NOW SCHEDULED FOR FALL 2020
The 2020 Miami University Digital Humanities forum will bring together members of the Miami community to share perspectives and build community around the digital humanities, which we construe broadly, to include a wide range of approaches to the questions and knowledges traditionally associated with the humanities, when these approaches involve the use of digital technologies. All events are scheduled for Fall 2020, at King Library in Oxford, Ohio.
8:30 Light Breakfast - 3rd Floor, King Library
9:00 Tools Workshop - 303 King (CDS-Workshop)
9-9:25 Intro to computational textual analysis workshop
9:30-9:55 Intro to network visualization workshop
10:00 Research Panel - 320 King
James Bielo (Anthropology), “Collaboration and Creativity in Faculty-Student Research: Reflections from Materializing the Bible”
Alyssa Fisher (Media, Journalism, and Film), “Commenting on Comments: Placing Topic Modelling and Relational Dialectics in Conversation on YouTube”
Collin Jennings (English), "At One View: Comprehensive Perspectives in Old and New Media"
Yuridia Ramírez (Global and Intercultural Studies), “Digital Humanities as Inclusive Scholarship and Public History”
11:00 Teaching Panel - 320 King
Philippe Giabbanelli (Computer Science and Software Engineering), "Collaborations in Machine Learning and Digital Humanities"
Tim Lockridge (English), “Process Without Products: Writing Technologies, Difficult Tools, and Knowledge Work”
Jessica McCarty (Geography), “Digitizing the Anthropocene"
Adam Strantz (English), "Data Visualization as Inquiry/Invention in the Digital Humanities"

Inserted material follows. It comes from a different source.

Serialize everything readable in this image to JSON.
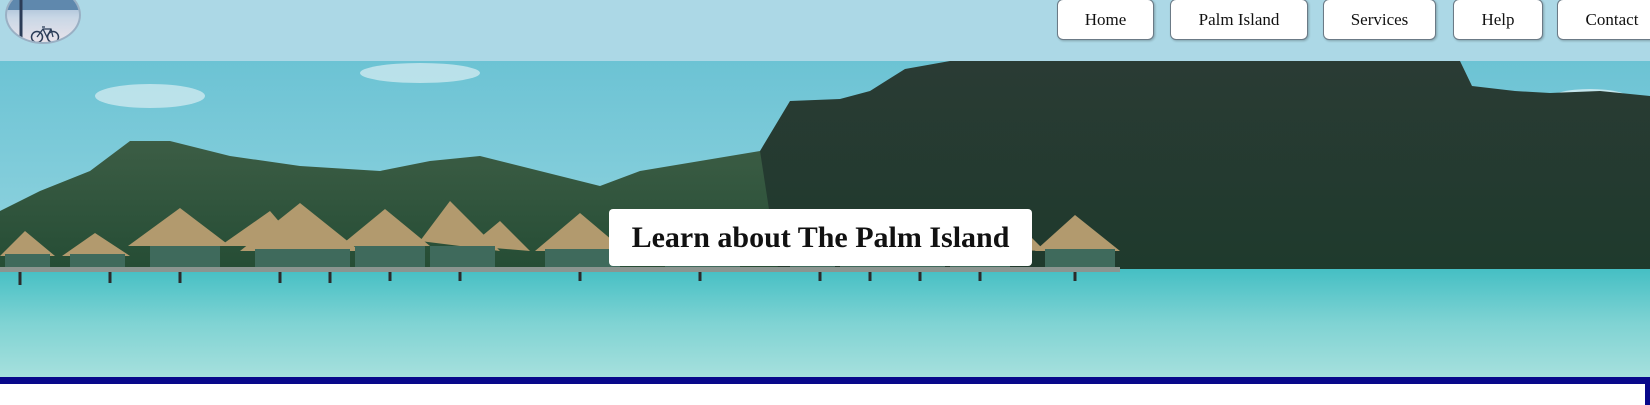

12:00 Lunch and conversation: 303 King (CDS-Workshop)
Registration is now open for the 2020 Miami University Digital Humanities Forum. Registration includes breakfast and lunch, as well as participation in all workshops and talks on Monday April 6.
Registration is limited! Register now for the best chance to reserve a place at the 2020 forum.
Like the humanities, digital humanities can be challenging to define. At the Miami Libraries, we understand DH broadly, to include a wide variety of practices in which digital technologies facilitate research or learning in the humanities. These include, for example, computational analysis of cultural forms such as texts, images, or music, as well as teaching methods that leverage digital tools to provide new ways for learners to engage with questions or materials associated with human culture and values. We regard critical discourse surrounding digital humanities and the social function of digital technologies as not only within the scope of digital humanities, but as essential to its ethical practice.
Here at Miami, the Libraries work to provide access to digital humanities services and tools, and serve as a point of connection between students and faculty members who are engaged in digital humanities research.